Evol Ecol Res 7: 325-333 (2005)     Full PDF if your library subscribes.

Resolving an adaptive conundrum: reproduction in Caenorhabditis elegans is not sperm-limited when food is scarce

Nancy C. Goranson,* John P. Ebersole and Solange Brault

Department of Biology, University of Massachusetts Boston, 100 Morrissey Boulevard, Boston, MA 02125, USA

Author to whom all correspondence should be addressed.
e-mail: nancy.goranson@umb.edu


Question: Has the less expensive gamete (sperm) really been selected as the limiting factor in a nematode’s reproduction, as laboratory studies have implied?

Hypothesis: Reproductive output of the self-fertilizing hermaphroditic nematode Caenorhabditis elegans is oocyte-limited in the worm’s natural environment: soil.

Organism: Sperm depletion and laying of unfertilized oocytes occurs in well-fed laboratory cultures of the self-fertilizing hermaphroditic nematode, Caenorhabditis elegans. This phenomenon has been much discussed as a possible contradiction to the usual expectation of selection for maximum fertility.

Methods: Caenorhabditis elegans were maintained in a variety of food regimes, not just the ad libitum Escherichia coli typical of laboratory cultures. Sperm production, oocyte production and body size were measured for nematodes cultured on agar with feeding treatments of serially diluted bacteria suspensions, before and during gamete formation. Body sizes were also measured for worms cultured in soil or compost microcosms.

Results: Reproduction was sperm-limited only for nematodes in the highest food treatments (106 or more E. coli cells per day); lower food treatments produced smaller worms with considerable excess sperm. Caenorhabditis elegans grown in natural soil or compost microcosms achieved the same sizes as those in treatments that showed oocyte limitation, not the large sizes of those typical of C. elegans in treatments that exhibited sperm limitation. Enriching soil or compost by adding E. coli produced appreciably larger C. elegans, but only if numbers of other invertebrates – potential predators/competitors of C. elegans – were minimized. Even with increased nutrients and reduced numbers of other invertebrates, only a few C. elegans in natural soil or compost were large enough to be consistent with sperm limitation.

Keywords: diet restriction, hermaphrodite, oocyte limitation, phenotypic plasticity, soil, sperm limitation, streptomycin.

IF you are connected using the IP of a subscribing institution (library, laboratory, etc.)
or through its VPN.


        © 2005 Nancy C. Goranson. All EER articles are copyrighted by their authors. All authors endorse, permit and license Evolutionary Ecology Ltd. to grant its subscribing institutions/libraries the copying privileges specified below without additional consideration or payment to them or to Evolutionary Ecology, Ltd. These endorsements, in writing, are on file in the office of Evolutionary Ecology, Ltd. Consult authors for permission to use any portion of their work in derivative works, compilations or to distribute their work in any commercial manner.

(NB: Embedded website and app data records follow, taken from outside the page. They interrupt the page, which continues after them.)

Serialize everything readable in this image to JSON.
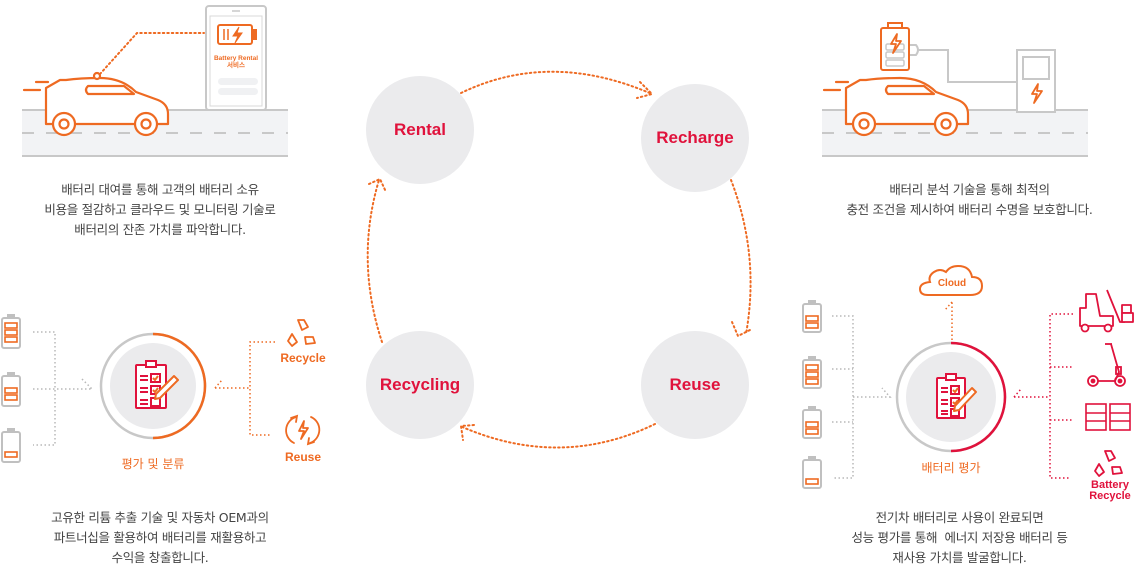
{
  "colors": {
    "orange": "#ee6a22",
    "red": "#e0123c",
    "gray_line": "#c8c8c8",
    "node_bg": "#ebebed",
    "road": "#f2f3f5",
    "text": "#444444"
  },
  "cycle": {
    "nodes": [
      {
        "id": "rental",
        "label": "Rental"
      },
      {
        "id": "recharge",
        "label": "Recharge"
      },
      {
        "id": "reuse",
        "label": "Reuse"
      },
      {
        "id": "recycling",
        "label": "Recycling"
      }
    ],
    "flow": [
      "Rental",
      "Recharge",
      "Reuse",
      "Recycling",
      "Rental"
    ]
  },
  "rental": {
    "phone_label_line1": "Battery Rental",
    "phone_label_line2": "서비스",
    "description": [
      "배터리 대여를 통해 고객의 배터리 소유",
      "비용을 절감하고 클라우드 및 모니터링 기술로",
      "배터리의 잔존 가치를 파악합니다."
    ]
  },
  "recharge": {
    "description": [
      "배터리 분석 기술을 통해 최적의",
      "충전 조건을 제시하여 배터리 수명을 보호합니다."
    ]
  },
  "recycling": {
    "center_label": "평가 및 분류",
    "outputs": [
      "Recycle",
      "Reuse"
    ],
    "battery_levels": [
      3,
      2,
      1
    ],
    "description": [
      "고유한 리튬 추출 기술 및 자동차 OEM과의",
      "파트너십을 활용하여 배터리를 재활용하고",
      "수익을 창출합니다."
    ]
  },
  "reuse": {
    "center_label": "배터리 평가",
    "cloud_label": "Cloud",
    "outputs": [
      "forklift",
      "e-scooter",
      "energy-storage",
      "Battery Recycle"
    ],
    "recycle_label_line1": "Battery",
    "recycle_label_line2": "Recycle",
    "battery_levels": [
      2,
      3,
      2,
      1
    ],
    "description": [
      "전기차 배터리로 사용이 완료되면",
      "성능 평가를 통해  에너지 저장용 배터리 등",
      "재사용 가치를 발굴합니다."
    ]
  }
}
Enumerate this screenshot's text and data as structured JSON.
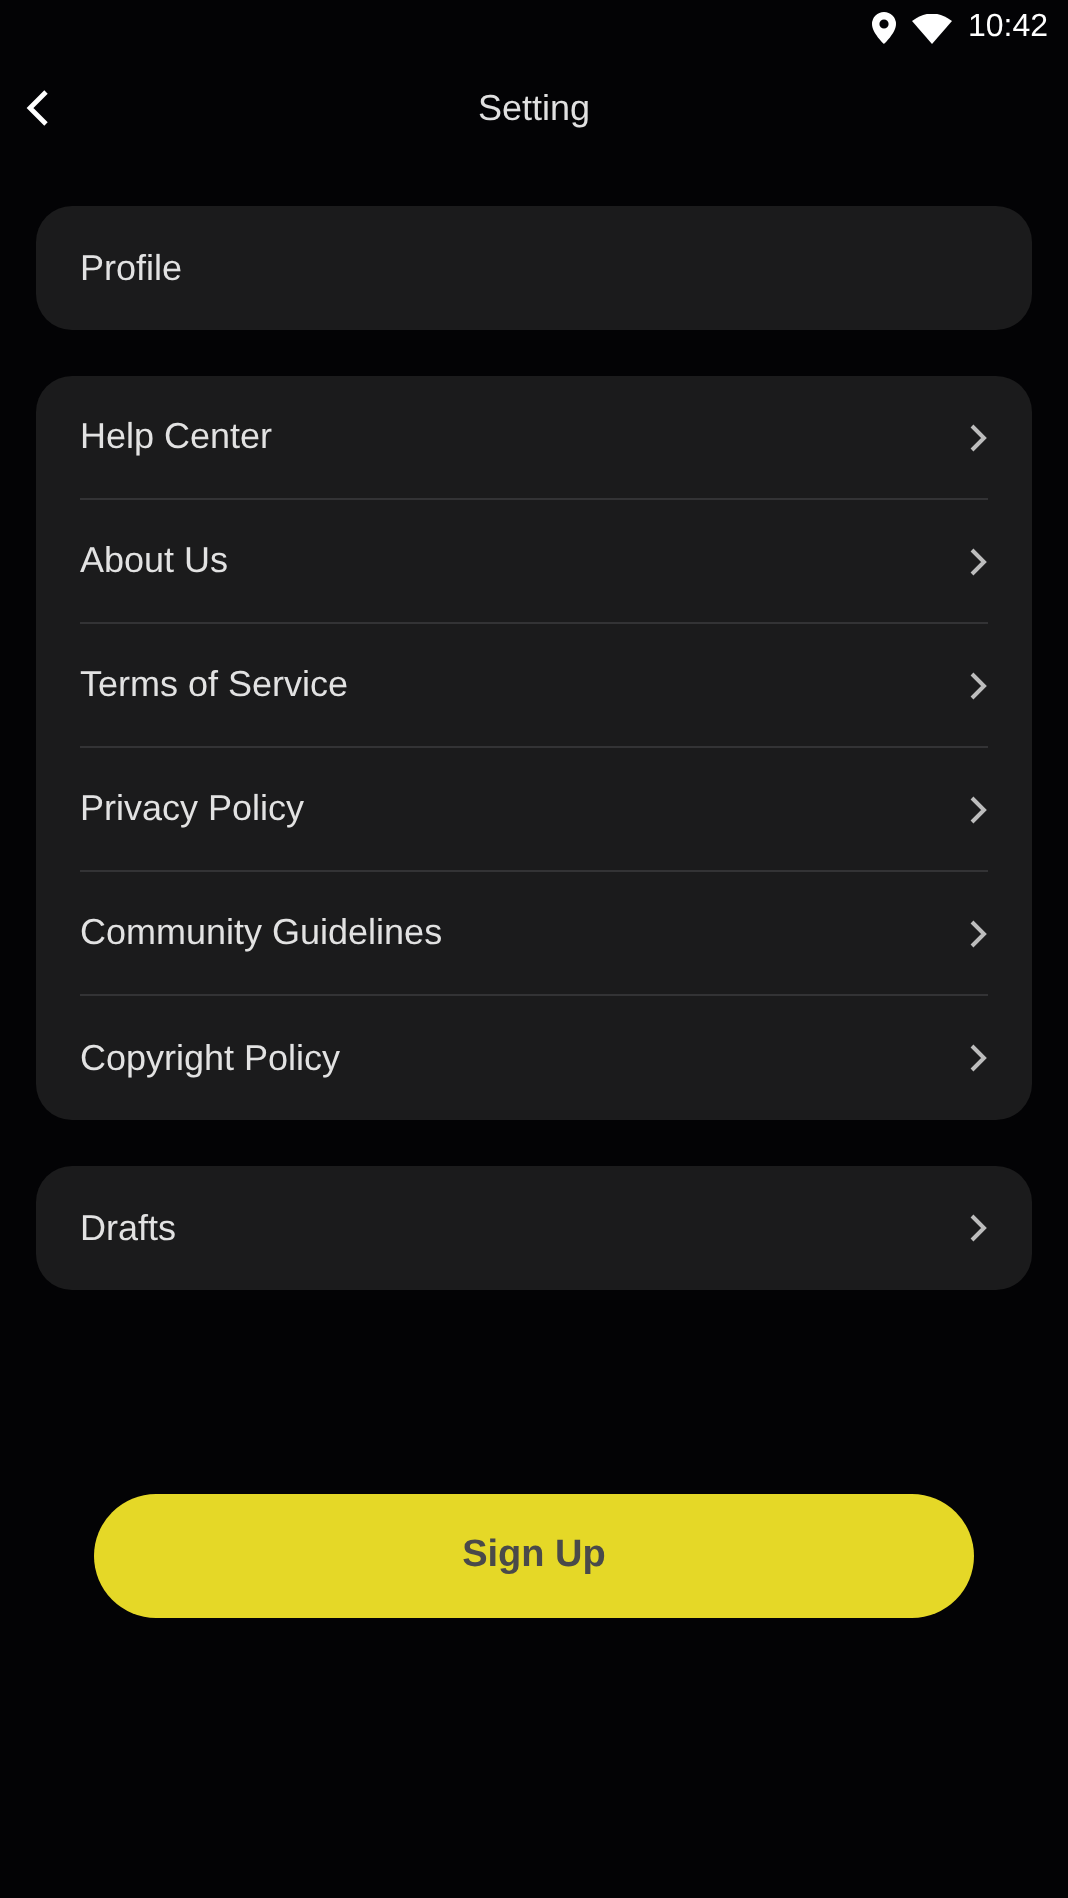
{
  "status_bar": {
    "time": "10:42"
  },
  "header": {
    "title": "Setting"
  },
  "groups": [
    {
      "items": [
        {
          "label": "Profile",
          "kind": "plain"
        }
      ]
    },
    {
      "items": [
        {
          "label": "Help Center",
          "kind": "link"
        },
        {
          "label": "About Us",
          "kind": "link"
        },
        {
          "label": "Terms of Service",
          "kind": "link"
        },
        {
          "label": "Privacy Policy",
          "kind": "link"
        },
        {
          "label": "Community Guidelines",
          "kind": "link"
        },
        {
          "label": "Copyright Policy",
          "kind": "link"
        }
      ]
    },
    {
      "items": [
        {
          "label": "Drafts",
          "kind": "link"
        }
      ]
    }
  ],
  "button": {
    "label": "Sign Up"
  }
}
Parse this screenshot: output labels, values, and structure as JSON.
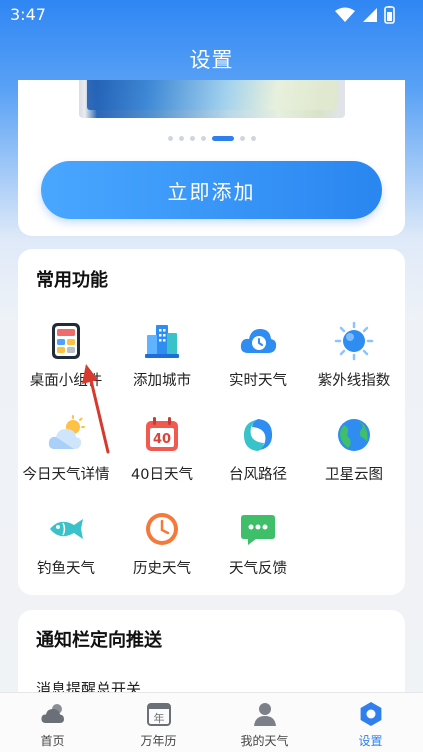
{
  "status_bar": {
    "time": "3:47"
  },
  "header": {
    "title": "设置"
  },
  "promo": {
    "add_button_label": "立即添加",
    "page_count": 7,
    "active_page": 5
  },
  "common_functions": {
    "title": "常用功能",
    "items": [
      {
        "label": "桌面小组件",
        "icon": "widget-icon"
      },
      {
        "label": "添加城市",
        "icon": "city-buildings-icon"
      },
      {
        "label": "实时天气",
        "icon": "cloud-clock-icon"
      },
      {
        "label": "紫外线指数",
        "icon": "sun-uv-icon"
      },
      {
        "label": "今日天气详情",
        "icon": "sun-cloud-icon"
      },
      {
        "label": "40日天气",
        "icon": "calendar-40-icon"
      },
      {
        "label": "台风路径",
        "icon": "typhoon-icon"
      },
      {
        "label": "卫星云图",
        "icon": "globe-icon"
      },
      {
        "label": "钓鱼天气",
        "icon": "fish-icon"
      },
      {
        "label": "历史天气",
        "icon": "history-clock-icon"
      },
      {
        "label": "天气反馈",
        "icon": "chat-feedback-icon"
      }
    ]
  },
  "push_section": {
    "title": "通知栏定向推送",
    "row_label": "消息提醒总开关"
  },
  "tab_bar": {
    "tabs": [
      {
        "label": "首页",
        "icon": "weather-home-icon"
      },
      {
        "label": "万年历",
        "icon": "calendar-icon",
        "icon_text": "年"
      },
      {
        "label": "我的天气",
        "icon": "person-icon"
      },
      {
        "label": "设置",
        "icon": "settings-hexagon-icon"
      }
    ],
    "active_index": 3
  },
  "colors": {
    "accent": "#2f80ed",
    "header_blue": "#2f86f3"
  }
}
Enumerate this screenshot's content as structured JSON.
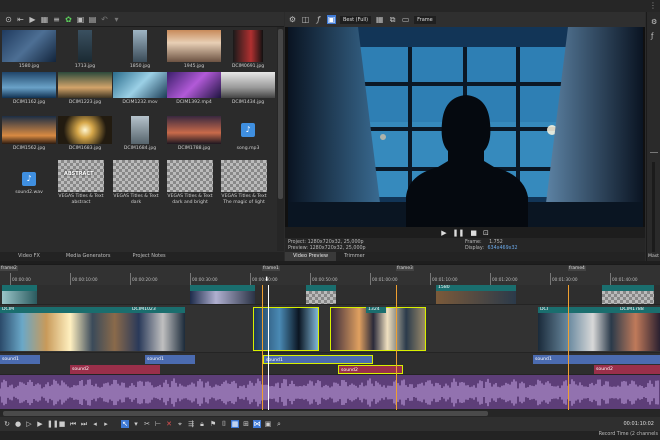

       Subscribing institutions/libraries may grant individuals the privilege of making a single copy of an EER article for non-commercial educational or non-commercial research purposes. Subscribing institutions/libraries may also use articles for non-commercial educational purposes by making any number of copies for course packs or course reserve collections. Subscribing institutions/libraries may also loan single copies of articles to non-commercial libraries for educational purposes.

       All copies of abstracts and articles must preserve their copyright notice without modification.